**** Dataset records

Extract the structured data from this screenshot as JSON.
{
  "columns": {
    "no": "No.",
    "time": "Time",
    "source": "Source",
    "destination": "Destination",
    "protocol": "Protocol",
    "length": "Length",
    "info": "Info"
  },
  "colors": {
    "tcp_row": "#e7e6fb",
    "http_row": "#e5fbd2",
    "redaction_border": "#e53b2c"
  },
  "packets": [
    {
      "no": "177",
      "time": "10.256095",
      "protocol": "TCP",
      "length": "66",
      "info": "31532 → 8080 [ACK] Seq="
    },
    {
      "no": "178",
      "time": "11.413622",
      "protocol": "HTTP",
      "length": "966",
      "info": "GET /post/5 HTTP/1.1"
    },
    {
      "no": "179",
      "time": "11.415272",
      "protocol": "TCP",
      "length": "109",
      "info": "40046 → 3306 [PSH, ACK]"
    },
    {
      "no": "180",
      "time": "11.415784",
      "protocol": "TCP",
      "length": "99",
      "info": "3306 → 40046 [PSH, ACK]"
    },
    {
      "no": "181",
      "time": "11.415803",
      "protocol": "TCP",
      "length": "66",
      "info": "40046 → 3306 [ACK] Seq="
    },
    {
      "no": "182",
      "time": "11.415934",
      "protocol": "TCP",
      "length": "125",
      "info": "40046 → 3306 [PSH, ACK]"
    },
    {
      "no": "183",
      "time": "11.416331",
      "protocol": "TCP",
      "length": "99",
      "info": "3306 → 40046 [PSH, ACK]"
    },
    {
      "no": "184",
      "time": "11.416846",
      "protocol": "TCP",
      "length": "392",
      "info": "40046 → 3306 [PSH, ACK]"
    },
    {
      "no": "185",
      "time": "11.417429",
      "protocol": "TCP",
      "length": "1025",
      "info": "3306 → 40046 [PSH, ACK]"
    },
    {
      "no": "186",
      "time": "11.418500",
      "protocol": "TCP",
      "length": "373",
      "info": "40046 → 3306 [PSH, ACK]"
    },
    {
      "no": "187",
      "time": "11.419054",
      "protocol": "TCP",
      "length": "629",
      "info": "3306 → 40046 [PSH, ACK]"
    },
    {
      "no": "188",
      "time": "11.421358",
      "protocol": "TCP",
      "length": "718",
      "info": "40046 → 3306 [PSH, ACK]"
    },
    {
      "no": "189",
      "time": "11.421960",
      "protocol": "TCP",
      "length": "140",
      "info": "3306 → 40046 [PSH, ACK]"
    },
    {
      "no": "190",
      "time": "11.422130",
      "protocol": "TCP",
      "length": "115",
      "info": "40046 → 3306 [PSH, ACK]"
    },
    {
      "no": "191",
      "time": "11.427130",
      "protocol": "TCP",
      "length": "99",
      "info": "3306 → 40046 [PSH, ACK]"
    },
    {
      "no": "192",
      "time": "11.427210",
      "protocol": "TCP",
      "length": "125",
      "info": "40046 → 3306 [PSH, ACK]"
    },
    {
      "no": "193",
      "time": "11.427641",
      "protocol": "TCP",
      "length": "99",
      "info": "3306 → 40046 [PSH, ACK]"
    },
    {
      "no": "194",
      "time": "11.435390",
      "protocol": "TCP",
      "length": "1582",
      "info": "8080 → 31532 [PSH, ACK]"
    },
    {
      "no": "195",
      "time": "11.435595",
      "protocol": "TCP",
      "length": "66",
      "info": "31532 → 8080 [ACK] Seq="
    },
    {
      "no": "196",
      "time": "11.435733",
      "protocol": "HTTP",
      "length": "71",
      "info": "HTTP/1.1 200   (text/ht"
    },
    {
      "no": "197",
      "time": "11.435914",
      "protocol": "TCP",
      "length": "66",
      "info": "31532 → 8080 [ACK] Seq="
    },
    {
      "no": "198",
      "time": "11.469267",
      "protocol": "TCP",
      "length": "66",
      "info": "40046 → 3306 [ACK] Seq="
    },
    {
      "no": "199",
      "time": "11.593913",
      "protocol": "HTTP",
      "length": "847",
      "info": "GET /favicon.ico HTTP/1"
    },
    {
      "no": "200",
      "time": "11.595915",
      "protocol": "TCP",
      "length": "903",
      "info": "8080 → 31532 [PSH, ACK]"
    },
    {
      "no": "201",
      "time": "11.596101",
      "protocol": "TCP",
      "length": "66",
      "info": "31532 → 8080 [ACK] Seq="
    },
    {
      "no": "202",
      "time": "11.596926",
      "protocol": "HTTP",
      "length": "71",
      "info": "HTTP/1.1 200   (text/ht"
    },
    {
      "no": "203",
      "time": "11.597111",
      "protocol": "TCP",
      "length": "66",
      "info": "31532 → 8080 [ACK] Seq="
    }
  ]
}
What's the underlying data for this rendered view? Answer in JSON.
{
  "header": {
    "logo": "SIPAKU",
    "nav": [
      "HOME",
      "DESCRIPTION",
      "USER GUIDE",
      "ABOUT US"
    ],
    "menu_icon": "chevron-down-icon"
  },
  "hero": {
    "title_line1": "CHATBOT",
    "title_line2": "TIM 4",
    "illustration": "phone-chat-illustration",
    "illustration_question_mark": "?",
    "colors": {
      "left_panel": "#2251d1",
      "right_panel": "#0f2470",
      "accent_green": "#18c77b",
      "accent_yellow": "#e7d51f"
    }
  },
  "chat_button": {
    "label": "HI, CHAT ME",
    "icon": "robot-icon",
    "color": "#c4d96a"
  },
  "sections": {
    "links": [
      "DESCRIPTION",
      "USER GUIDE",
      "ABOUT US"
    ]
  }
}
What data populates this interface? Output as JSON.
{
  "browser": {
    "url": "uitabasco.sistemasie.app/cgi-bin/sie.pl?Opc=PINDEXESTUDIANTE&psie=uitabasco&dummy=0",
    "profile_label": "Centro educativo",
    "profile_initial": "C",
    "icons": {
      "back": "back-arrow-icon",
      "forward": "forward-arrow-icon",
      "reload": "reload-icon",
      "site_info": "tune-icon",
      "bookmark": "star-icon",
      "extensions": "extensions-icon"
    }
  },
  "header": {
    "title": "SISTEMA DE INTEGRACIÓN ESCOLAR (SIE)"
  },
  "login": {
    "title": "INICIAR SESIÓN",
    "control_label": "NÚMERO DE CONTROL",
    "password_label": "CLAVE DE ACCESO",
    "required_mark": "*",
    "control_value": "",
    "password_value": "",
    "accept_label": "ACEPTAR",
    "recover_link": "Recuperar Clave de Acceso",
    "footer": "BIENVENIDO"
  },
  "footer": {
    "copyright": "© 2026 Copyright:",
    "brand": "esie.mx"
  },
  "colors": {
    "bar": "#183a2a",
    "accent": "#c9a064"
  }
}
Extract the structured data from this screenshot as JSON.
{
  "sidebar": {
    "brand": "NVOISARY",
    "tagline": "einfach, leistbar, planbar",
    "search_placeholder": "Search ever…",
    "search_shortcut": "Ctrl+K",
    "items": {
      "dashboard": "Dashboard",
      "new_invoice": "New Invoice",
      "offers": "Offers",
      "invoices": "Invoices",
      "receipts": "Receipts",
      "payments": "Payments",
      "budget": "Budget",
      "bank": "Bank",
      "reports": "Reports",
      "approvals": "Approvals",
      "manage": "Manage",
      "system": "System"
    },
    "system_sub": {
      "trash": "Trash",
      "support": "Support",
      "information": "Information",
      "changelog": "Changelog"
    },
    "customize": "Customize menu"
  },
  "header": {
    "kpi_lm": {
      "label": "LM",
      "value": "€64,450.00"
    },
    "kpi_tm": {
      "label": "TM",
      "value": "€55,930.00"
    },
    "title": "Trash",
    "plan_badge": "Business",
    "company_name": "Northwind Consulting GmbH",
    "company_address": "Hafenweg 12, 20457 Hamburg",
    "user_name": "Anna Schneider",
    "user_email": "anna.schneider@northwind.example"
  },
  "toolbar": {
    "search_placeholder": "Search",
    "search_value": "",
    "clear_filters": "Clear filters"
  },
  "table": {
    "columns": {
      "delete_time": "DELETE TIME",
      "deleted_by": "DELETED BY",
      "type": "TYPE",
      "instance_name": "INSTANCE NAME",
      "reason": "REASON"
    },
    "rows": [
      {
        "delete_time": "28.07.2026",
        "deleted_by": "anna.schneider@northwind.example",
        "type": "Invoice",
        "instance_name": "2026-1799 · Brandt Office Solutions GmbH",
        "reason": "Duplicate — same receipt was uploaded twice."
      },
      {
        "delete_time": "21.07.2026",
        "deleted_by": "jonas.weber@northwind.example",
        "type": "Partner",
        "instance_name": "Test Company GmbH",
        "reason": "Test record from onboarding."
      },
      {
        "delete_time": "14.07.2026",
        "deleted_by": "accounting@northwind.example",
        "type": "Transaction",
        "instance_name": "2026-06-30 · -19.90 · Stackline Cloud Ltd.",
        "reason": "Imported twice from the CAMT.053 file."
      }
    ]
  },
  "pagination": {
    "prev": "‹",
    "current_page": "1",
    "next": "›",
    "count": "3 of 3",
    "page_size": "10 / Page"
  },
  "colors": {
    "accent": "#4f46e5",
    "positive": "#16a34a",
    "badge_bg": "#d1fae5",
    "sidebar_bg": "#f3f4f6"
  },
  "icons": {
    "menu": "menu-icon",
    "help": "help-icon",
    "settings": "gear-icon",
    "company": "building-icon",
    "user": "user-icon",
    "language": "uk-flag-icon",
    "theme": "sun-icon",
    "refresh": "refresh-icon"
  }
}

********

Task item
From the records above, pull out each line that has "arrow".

Answer
      "back": "back-arrow-icon",
      "forward": "forward-arrow-icon",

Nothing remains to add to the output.